I have a note here, but I'm not sure who said it; Geragos or the Judge. You arrange for a video screen. We can ask him for his waiver via the video feed.

The Judge goes onto say that, "Just dealing with 793 excludes 656." And then it's like he's pondering some things over in his mind. "When does a prosecution actually begin? The arrest warrant begins," and then he calls off cases to support his point. "(It) starts from complaint; not from information." Another case example is given. Hannon. Case starts one a complaint is filed. Immunity is granted long before a case is filed. Not an offense, an immunity.

Jackson steps up to speak again. "These are due process rights to that particular procedure. I don't know that we've had a case where we've...." The Judge and Jackson argue case points, and then Ric Ocampo also joins the banter, but I was scribbling so fast, I'm not exactly sure who said what.

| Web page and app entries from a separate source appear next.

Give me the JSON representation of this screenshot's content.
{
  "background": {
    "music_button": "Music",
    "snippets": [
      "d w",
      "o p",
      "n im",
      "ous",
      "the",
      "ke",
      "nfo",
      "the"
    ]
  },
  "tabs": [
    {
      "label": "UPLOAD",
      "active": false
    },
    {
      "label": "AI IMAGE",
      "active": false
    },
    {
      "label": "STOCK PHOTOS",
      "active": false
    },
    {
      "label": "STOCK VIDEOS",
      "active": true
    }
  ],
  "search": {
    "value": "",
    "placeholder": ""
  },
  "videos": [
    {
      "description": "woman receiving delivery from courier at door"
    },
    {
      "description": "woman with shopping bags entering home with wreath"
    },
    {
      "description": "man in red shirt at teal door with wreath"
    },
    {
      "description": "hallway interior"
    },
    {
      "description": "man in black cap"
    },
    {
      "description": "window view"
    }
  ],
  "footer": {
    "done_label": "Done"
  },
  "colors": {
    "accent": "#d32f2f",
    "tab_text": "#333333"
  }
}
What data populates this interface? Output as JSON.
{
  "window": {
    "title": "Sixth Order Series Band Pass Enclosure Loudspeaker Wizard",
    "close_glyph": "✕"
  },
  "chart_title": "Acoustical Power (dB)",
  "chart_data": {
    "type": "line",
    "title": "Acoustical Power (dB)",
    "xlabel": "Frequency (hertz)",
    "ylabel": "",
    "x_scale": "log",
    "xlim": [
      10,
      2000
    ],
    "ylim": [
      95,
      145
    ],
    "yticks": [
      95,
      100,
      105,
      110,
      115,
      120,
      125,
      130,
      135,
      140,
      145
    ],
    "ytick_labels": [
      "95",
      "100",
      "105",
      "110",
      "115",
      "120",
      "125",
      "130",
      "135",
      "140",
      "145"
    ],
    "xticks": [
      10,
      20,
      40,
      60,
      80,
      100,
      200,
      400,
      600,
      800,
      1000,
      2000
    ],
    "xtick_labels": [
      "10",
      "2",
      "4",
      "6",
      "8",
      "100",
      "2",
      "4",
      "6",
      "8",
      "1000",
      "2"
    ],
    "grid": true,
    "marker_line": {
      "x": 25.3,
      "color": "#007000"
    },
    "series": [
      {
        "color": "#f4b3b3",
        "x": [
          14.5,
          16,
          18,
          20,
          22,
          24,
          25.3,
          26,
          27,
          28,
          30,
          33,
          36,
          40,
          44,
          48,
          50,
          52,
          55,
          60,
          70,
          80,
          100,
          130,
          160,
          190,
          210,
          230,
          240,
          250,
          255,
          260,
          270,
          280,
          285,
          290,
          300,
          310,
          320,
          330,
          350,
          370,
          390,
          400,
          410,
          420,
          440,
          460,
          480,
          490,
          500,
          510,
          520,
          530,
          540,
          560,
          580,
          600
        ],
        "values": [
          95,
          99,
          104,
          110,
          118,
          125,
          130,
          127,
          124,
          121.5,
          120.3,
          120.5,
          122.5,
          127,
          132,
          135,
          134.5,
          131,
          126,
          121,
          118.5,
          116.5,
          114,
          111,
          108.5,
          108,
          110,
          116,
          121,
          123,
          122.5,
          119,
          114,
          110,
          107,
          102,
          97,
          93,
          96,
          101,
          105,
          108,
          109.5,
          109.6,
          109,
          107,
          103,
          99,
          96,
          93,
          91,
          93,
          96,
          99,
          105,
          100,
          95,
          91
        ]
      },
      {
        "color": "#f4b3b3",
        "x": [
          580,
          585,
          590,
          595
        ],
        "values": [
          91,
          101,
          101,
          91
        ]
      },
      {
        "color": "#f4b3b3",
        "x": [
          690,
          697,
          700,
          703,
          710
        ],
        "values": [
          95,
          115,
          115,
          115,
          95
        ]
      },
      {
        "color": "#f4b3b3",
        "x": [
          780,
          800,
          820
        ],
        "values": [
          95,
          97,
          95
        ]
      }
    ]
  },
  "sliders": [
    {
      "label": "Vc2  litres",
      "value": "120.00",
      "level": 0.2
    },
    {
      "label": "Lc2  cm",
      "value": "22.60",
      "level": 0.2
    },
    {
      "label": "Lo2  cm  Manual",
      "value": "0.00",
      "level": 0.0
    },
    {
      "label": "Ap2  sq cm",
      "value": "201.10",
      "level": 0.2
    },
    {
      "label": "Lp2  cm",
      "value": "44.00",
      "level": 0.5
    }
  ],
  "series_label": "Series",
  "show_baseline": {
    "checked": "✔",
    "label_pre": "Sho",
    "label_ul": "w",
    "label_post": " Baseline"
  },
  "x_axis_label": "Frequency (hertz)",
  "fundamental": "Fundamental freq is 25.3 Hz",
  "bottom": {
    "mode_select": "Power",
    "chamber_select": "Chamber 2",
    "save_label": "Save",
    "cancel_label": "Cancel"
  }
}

If prosecution ignores defenses or immunity exists, they shouldn't be doing that. (Judge?)

If we don't like the law.... (?)

Ric Ocampo argues, "We disagree in the interpretation on the double jeopardy issue."

I don't know if we've ever seen this before... a person with extradition. (Judge?)

We have an immunity issue. It's a (?) of law and enormous expense. In the Judge's opinion, a prelim won't make a difference. (Judge)

Alan Jackson: "This is an important issue and I appeal that the court takes the time. How can we even make a determination if the acts are the same? How can we determine that?"

Judge: "You lay out in your complaint in great detail. We can determine that from the documents in Japan. I think we all know that we are all dealing with the same case."

There's lots of commentary by the Judge that the case has been heavily in the media, and the media has reported that this is the same case, however, we don't have any judicial documents to substantiate that.

And I write a note here that it now sounds like Geragos has won, well, at least has stopped the extradition in it's tracks.

Judge: "My ruling is against the people on whether he has to be here. My ruling is that we can proceed without him. On the issue of judicial notice, I think you (people) prevail." Then there is quite a bit of wrangling to try to get a date to come back that everyone can agree on. The Judge did state that he needs documents from Japan, translated, from three different court rulings. The arraignment, the trial court, and Japan's high court that over ruled. We're talking about thousands of pages of documents, translated. That's going to take a while.

Gerago's motion to quash the arrest warrant would fail because he did not include these documents in with his motion to show his client had legally been prosecuted before. A date is finally chosen to reappear. June 16th.

As I'm leaving the courtroom, I see over on the far left side of the courtroom in the almost the back row, Pat Dixon sitting by himself in casual clothes.

The press conference is held in the same place on the Temple Street plaza. It's not really a big "plaza" like one would think but just the small open space in front of the building.

Smiling, Geragos tells the dozens of Japanese reporters, "The judge ruled that Miura didn't have to be here. (At the next hearing) at that time, we are hopeful that the case will be thrown out. The judge decided that Miura didn't need to be here. We've won that we won't have to drag him here. I'm disappointed only in that he has to sit there for another five weeks. Miura will be on video for the next hearing."

Then Sandi speaks to the press, and I can't hear her over the street traffic. I'm too far back in the crowd.

"The Judge says that Miura doesn't have to be here for the double jeopardy ruling, but that he also needs to see the rulings from the Japanese court before he can rule ( on double jeopardy)."

Sandi goes onto say that these are hundreds of pages of documents and it will take some time to get them from Japan and translated. She sort of hinted that the date of June 16th will probably be delayed again depending on how long it takes to get these documents and get them translated.

And that's it. I give donchais a call to update her on today's proceedings and I take the train back home.